_What you need to do:_
When you have gone through the records below, state only how many lines include the word "ssid".
**** Materials provided ****
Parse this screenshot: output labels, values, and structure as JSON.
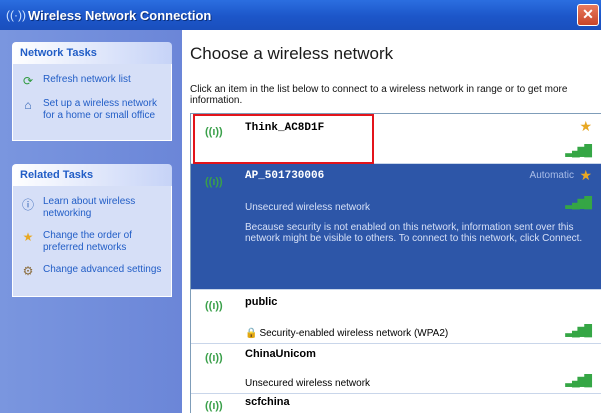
{
  "window": {
    "title": "Wireless Network Connection",
    "title_icon": "((·))",
    "close_label": "✕"
  },
  "network_tasks": {
    "header": "Network Tasks",
    "items": [
      {
        "label": "Refresh network list",
        "icon": "refresh-icon"
      },
      {
        "label": "Set up a wireless network for a home or small office",
        "icon": "setup-icon"
      }
    ]
  },
  "related_tasks": {
    "header": "Related Tasks",
    "items": [
      {
        "label": "Learn about wireless networking",
        "icon": "info-icon"
      },
      {
        "label": "Change the order of preferred networks",
        "icon": "star-icon"
      },
      {
        "label": "Change advanced settings",
        "icon": "settings-icon"
      }
    ]
  },
  "main": {
    "heading": "Choose a wireless network",
    "instructions": "Click an item in the list below to connect to a wireless network in range or to get more information."
  },
  "networks": [
    {
      "ssid": "Think_AC8D1F",
      "security": "",
      "status": "",
      "signal": "▂▄▆█",
      "starred": true
    },
    {
      "ssid": "AP_501730006",
      "security": "Unsecured wireless network",
      "status": "Automatic",
      "description": "Because security is not enabled on this network, information sent over this network might be visible to others. To connect to this network, click Connect.",
      "signal": "▂▄▆█",
      "starred": true
    },
    {
      "ssid": "public",
      "security": "Security-enabled wireless network (WPA2)",
      "signal": "▂▄▆█"
    },
    {
      "ssid": "ChinaUnicom",
      "security": "Unsecured wireless network",
      "signal": "▂▄▆█"
    },
    {
      "ssid": "scfchina",
      "security": "",
      "signal": ""
    }
  ],
  "icons": {
    "antenna": "((ı))",
    "star": "★",
    "lock": "🔒"
  },
  "colors": {
    "titlebar": "#1c56c9",
    "selected_row": "#2d56a8",
    "highlight_box": "#e3141b",
    "task_link": "#215dc6"
  }
}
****
_Answer section:_
5